Cupholder typeArticulating, concealed
Car make/model 2001 Cadillac Seville STS, Deville DTS
Basic operating principlesLocated in the center console, these dual cupholders deploy using a dampened push-push mechanism. A cam assists the mechanism as it retracts, allowing cupholder to take up less room when stowed. Elastomer fingers on the inside diameter of cupholder accommodate different cup sizes.
Comments Simple, but it works. The two 3-inch-diameter cupholders effortlessly accommodate all container sizes, except the 40-oz cup, although we're just betting Cadillac drivers prefer bottled water. Elastomer fingers hold drinks stable, but so rigidly that we literally had to yank on the 32-oz cup to remove it (but heck—we need two hands to simply hold a full cup!). Dampened mechanism produces smooth motion. Easy access to cupholders, which conceal nicely when not in use.
CupholderCombination fixed and articulating, concealed
Car make/model2001 Mercedes E-Class, 1994-2000 C-Class

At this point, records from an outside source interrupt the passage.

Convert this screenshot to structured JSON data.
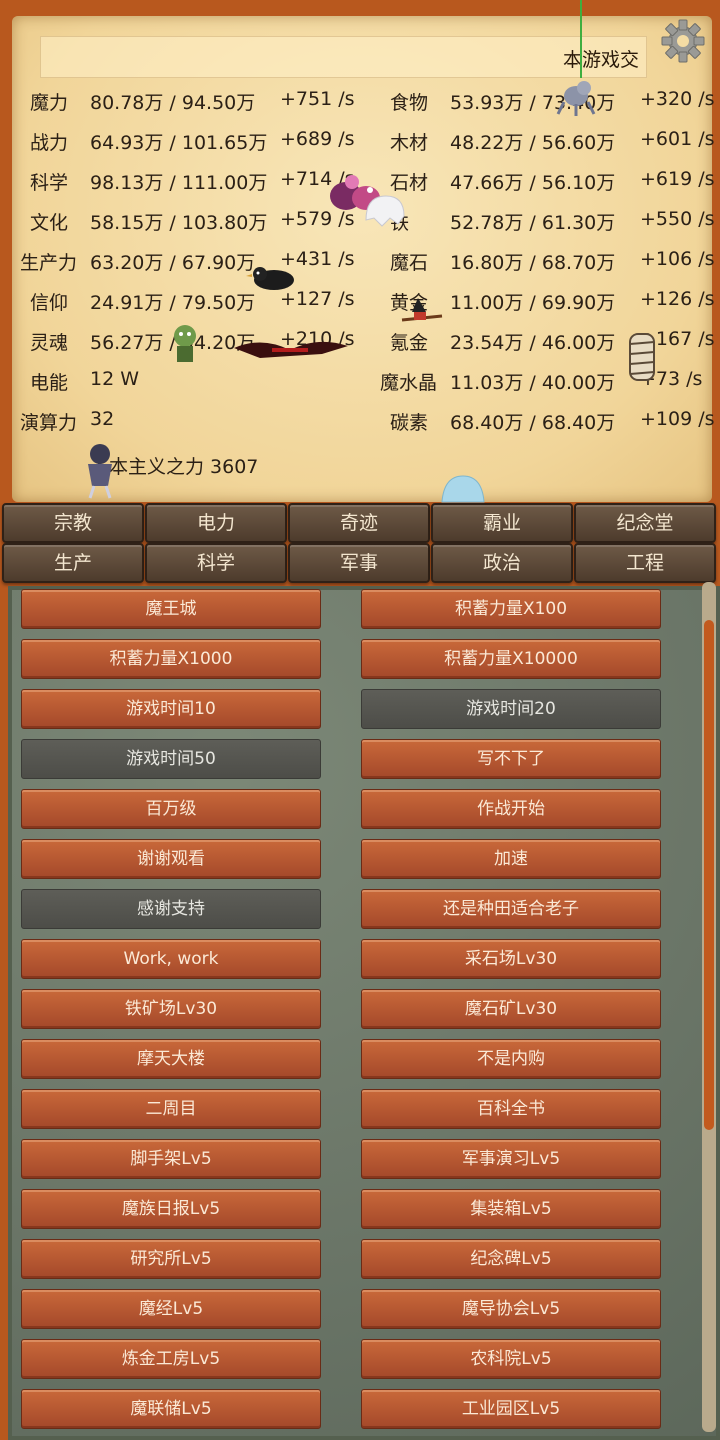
{
  "marquee": "本游戏交",
  "resources_left": [
    {
      "name": "魔力",
      "value": "80.78万 / 94.50万",
      "rate": "+751 /s"
    },
    {
      "name": "战力",
      "value": "64.93万 / 101.65万",
      "rate": "+689 /s"
    },
    {
      "name": "科学",
      "value": "98.13万 / 111.00万",
      "rate": "+714 /s"
    },
    {
      "name": "文化",
      "value": "58.15万 / 103.80万",
      "rate": "+579 /s"
    },
    {
      "name": "生产力",
      "value": "63.20万 / 67.90万",
      "rate": "+431 /s"
    },
    {
      "name": "信仰",
      "value": "24.91万 / 79.50万",
      "rate": "+127 /s"
    },
    {
      "name": "灵魂",
      "value": "56.27万 / 94.20万",
      "rate": "+210 /s"
    },
    {
      "name": "电能",
      "value": "12 W",
      "rate": ""
    },
    {
      "name": "演算力",
      "value": "32",
      "rate": ""
    }
  ],
  "resources_right": [
    {
      "name": "食物",
      "value": "53.93万 / 73.40万",
      "rate": "+320 /s"
    },
    {
      "name": "木材",
      "value": "48.22万 / 56.60万",
      "rate": "+601 /s"
    },
    {
      "name": "石材",
      "value": "47.66万 / 56.10万",
      "rate": "+619 /s"
    },
    {
      "name": "铁",
      "value": "52.78万 / 61.30万",
      "rate": "+550 /s"
    },
    {
      "name": "魔石",
      "value": "16.80万 / 68.70万",
      "rate": "+106 /s"
    },
    {
      "name": "黄金",
      "value": "11.00万 / 69.90万",
      "rate": "+126 /s"
    },
    {
      "name": "氪金",
      "value": "23.54万 / 46.00万",
      "rate": "+167 /s"
    },
    {
      "name": "魔水晶",
      "value": "11.03万 / 40.00万",
      "rate": "+73 /s"
    },
    {
      "name": "碳素",
      "value": "68.40万 / 68.40万",
      "rate": "+109 /s"
    }
  ],
  "humanism": "人本主义之力 3607",
  "tabs_row1": [
    "宗教",
    "电力",
    "奇迹",
    "霸业",
    "纪念堂"
  ],
  "tabs_row2": [
    "生产",
    "科学",
    "军事",
    "政治",
    "工程"
  ],
  "achievements": [
    {
      "label": "魔王城",
      "unlocked": true
    },
    {
      "label": "积蓄力量X100",
      "unlocked": true
    },
    {
      "label": "积蓄力量X1000",
      "unlocked": true
    },
    {
      "label": "积蓄力量X10000",
      "unlocked": true
    },
    {
      "label": "游戏时间10",
      "unlocked": true
    },
    {
      "label": "游戏时间20",
      "unlocked": false
    },
    {
      "label": "游戏时间50",
      "unlocked": false
    },
    {
      "label": "写不下了",
      "unlocked": true
    },
    {
      "label": "百万级",
      "unlocked": true
    },
    {
      "label": "作战开始",
      "unlocked": true
    },
    {
      "label": "谢谢观看",
      "unlocked": true
    },
    {
      "label": "加速",
      "unlocked": true
    },
    {
      "label": "感谢支持",
      "unlocked": false
    },
    {
      "label": "还是种田适合老子",
      "unlocked": true
    },
    {
      "label": "Work, work",
      "unlocked": true
    },
    {
      "label": "采石场Lv30",
      "unlocked": true
    },
    {
      "label": "铁矿场Lv30",
      "unlocked": true
    },
    {
      "label": "魔石矿Lv30",
      "unlocked": true
    },
    {
      "label": "摩天大楼",
      "unlocked": true
    },
    {
      "label": "不是内购",
      "unlocked": true
    },
    {
      "label": "二周目",
      "unlocked": true
    },
    {
      "label": "百科全书",
      "unlocked": true
    },
    {
      "label": "脚手架Lv5",
      "unlocked": true
    },
    {
      "label": "军事演习Lv5",
      "unlocked": true
    },
    {
      "label": "魔族日报Lv5",
      "unlocked": true
    },
    {
      "label": "集装箱Lv5",
      "unlocked": true
    },
    {
      "label": "研究所Lv5",
      "unlocked": true
    },
    {
      "label": "纪念碑Lv5",
      "unlocked": true
    },
    {
      "label": "魔经Lv5",
      "unlocked": true
    },
    {
      "label": "魔导协会Lv5",
      "unlocked": true
    },
    {
      "label": "炼金工房Lv5",
      "unlocked": true
    },
    {
      "label": "农科院Lv5",
      "unlocked": true
    },
    {
      "label": "魔联储Lv5",
      "unlocked": true
    },
    {
      "label": "工业园区Lv5",
      "unlocked": true
    }
  ],
  "scroll_position": 0.05
}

Basic operating principlesLocated in the center console, this hybrid design consists of a fixed, molded-in cupholder and an articulating cupholder, which operates on two planes. The spring-loaded assembly unlatches and rises vertically about three inches, uncovering the fixed cupholder in the lower frame. When the base of the cupholder clears the rim of the storage compartment, vertical motion stops, and the assembly rotates horizontally 130°clockwise. Both motions are mechanically damped. Two spring-loaded flaps on either side of the articulating cupholder deflect to accommodate various cup sizes.
Comments Big wow factor here. Fixed cupholder accommodates only bottles or cans with 2.5-inch diameter or less and no tapered cups. The 3.25-inch-diameter articulating cupholder comfortably accommodates up to a 32-oz cup, and the spring-loaded flaps ensure snug fit. Motion is smooth, really smooth. Cleaning could be slightly problematic (don't even think about chocolate malt), and we sure wouldn't want to drop a bowling ball on this mechanism.